“The guaranteed amount that they will buy back the equipment is identical to the balloon payment amount. So at the end of this five-year period, we won’t have any payment due,” Emery said. “… That would be a worst-case scenario, and, as we saw this time, we didn’t just get back the guaranteed amount, we got back much more than the guaranteed amount because of the use of equipment.”
Emery said the interest on the lease is 2 percent, lower than when the county made the previous lease agreement.
“The way we keep going, we’re going to get check from Caterpillar, won’t we,” said Commissioner Ken Smith, jokingly.
In other matters, the board:
•Approved replacing seven poll workers for elections. As part of the county’s requirements for its hiring freeze, commissioners have to approve any hiring.

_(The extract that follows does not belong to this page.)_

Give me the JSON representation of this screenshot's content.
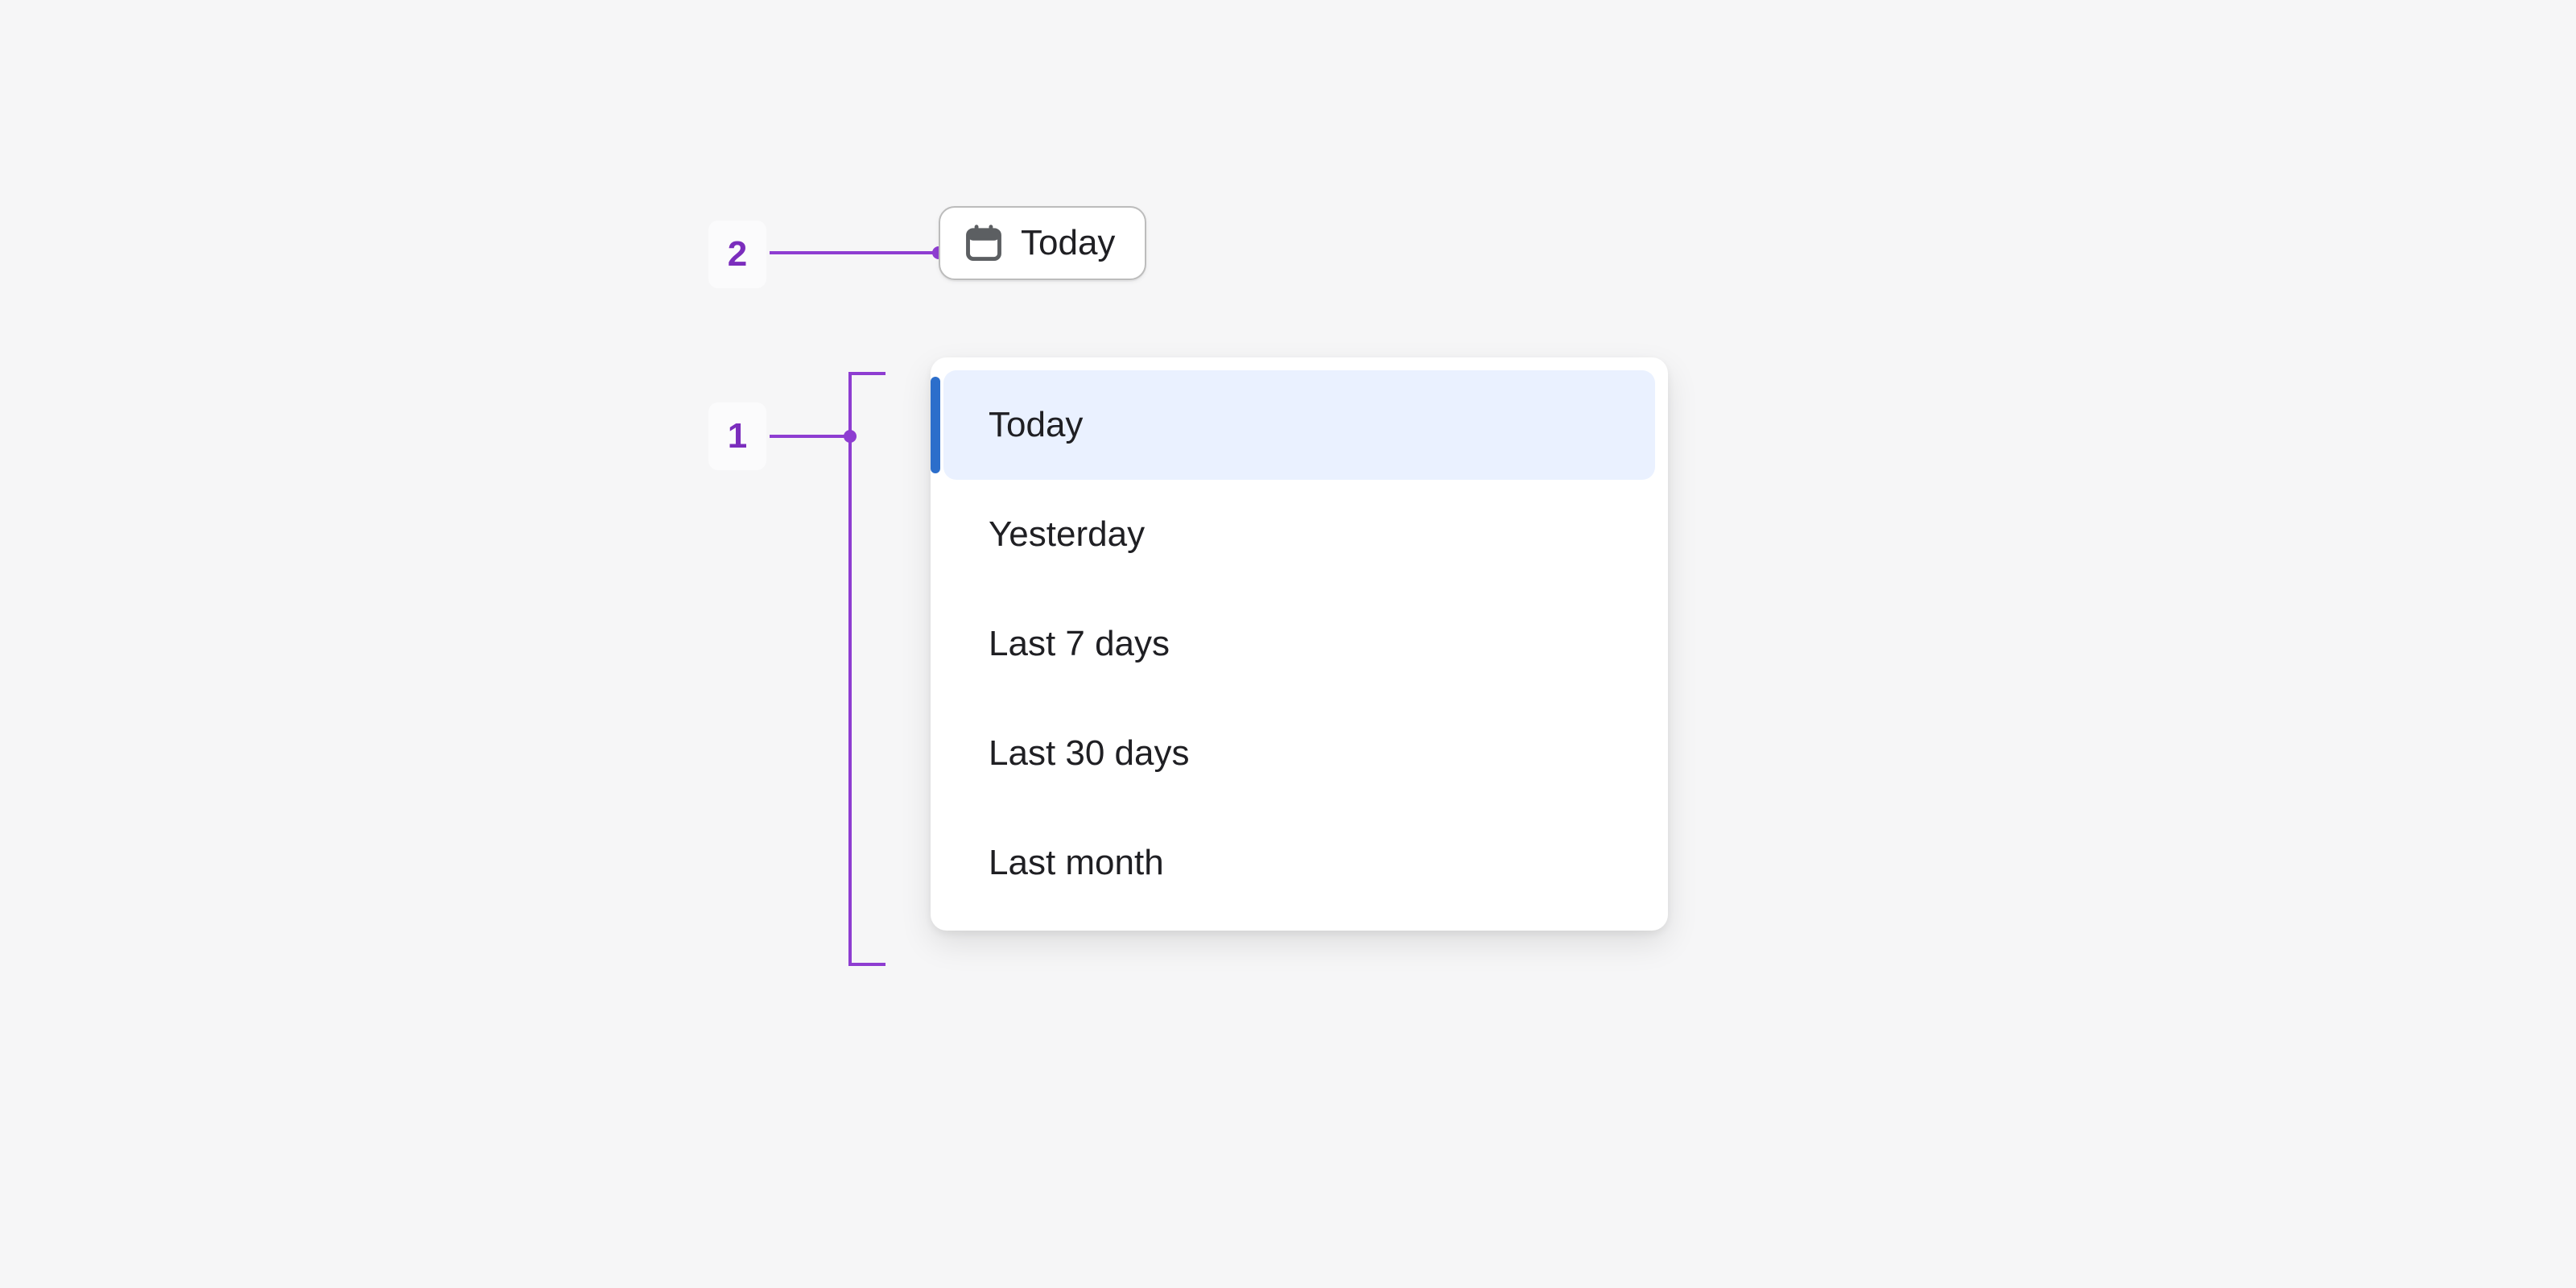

•Signed off on an agreement with LaGrange, West Point and Hogansville for the distribution of local-option sales tax, or LOST, funds. Troup County and LaGrange each will receive 45 percent of funds and West Point and Hogansville each will receive 5 percent, which is unchanged since the agreement last was updated.
•Gave final approval to its required update of its capital improvement elements plan.
•Approved placement of a 157-foot cell phone tower at 236 New Hutchinson Mill Road.
•Approved rezoning 82 acres of land at Vulcan Materials Road that the company plans to use to store materials and eventually will create a vegetative berm. The rezoning came with conditions that the company not use the land for blasting and a periodic check of the berm by county officials to ensure it meets standards.
Matthew Strother can be reached at email@example.com or 706-884-7311, ext. 229.